In group settings, the Delphi Technique is an unethical method of achieving consensus on controversial topics. It requires well-trained professionals, known as “facilitators” or “change agents,” who deliberately escalate tension among group members, pitting one faction against another to make a preordained viewpoint appear “sensible,” while making opposing views appear ridiculous.
First, a facilitator is hired. While his job is supposedly neutral and non-judgmental, the opposite is actually true. The facilitator is there to direct the meeting to a preset conclusion.
The facilitator begins by working the crowd to establish a good-guy-bad-guy scenario. Anyone disagreeing with the facilitator must be made to appear as the bad guy, with the facilitator appearing as the good guy. To accomplish this, the facilitator seeks out those who disagree and makes them look foolish, inept, or aggressive, which sends a clear message to the rest of the audience that, if they don’t want the same treatment, they must keep quiet. When the opposition has been identified and alienated, the facilitator becomes the good guy – a friend – and the agenda and direction of the meeting are established without the audience ever realizing what has happened.

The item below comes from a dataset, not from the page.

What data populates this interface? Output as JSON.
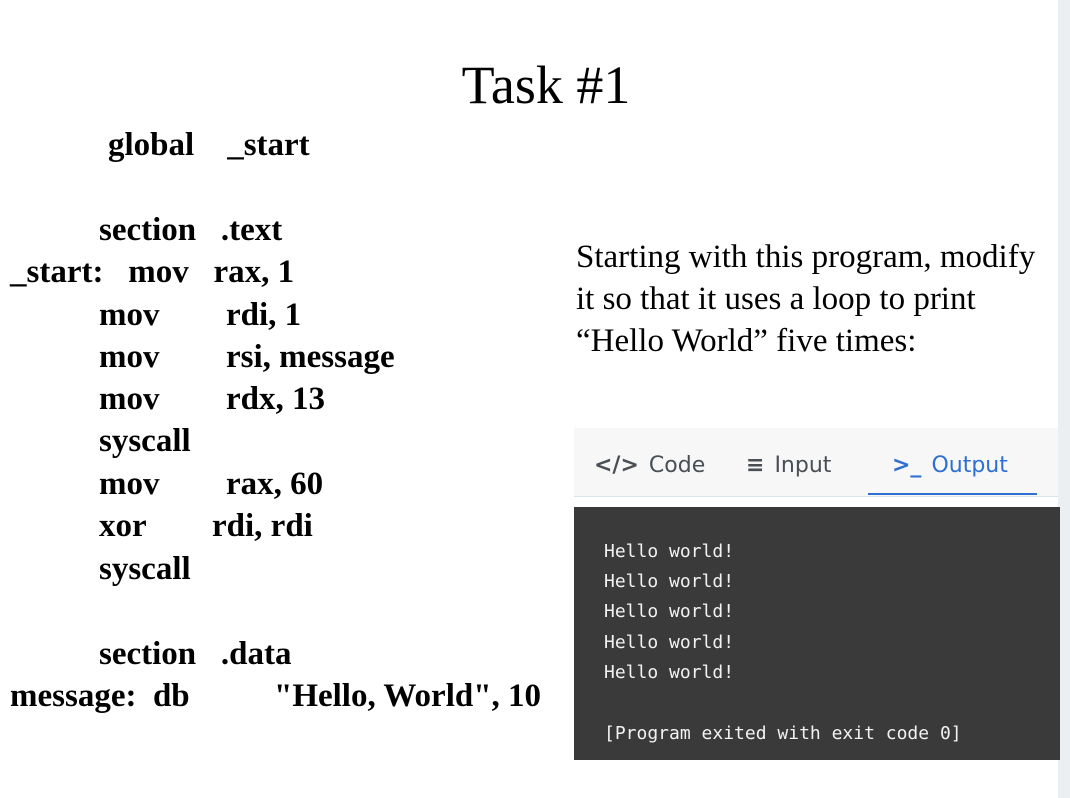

Why hold such meetings at all if the outcomes are already established? The answer is because it is imperative for the acceptance of the School-to-Work agenda, or the environmental agenda, or whatever the agenda, that ordinary people assume ownership of the preset outcomes. If people believe an idea is theirs, they’ll support it. If they believe an idea is being forced on them, they’ll resist.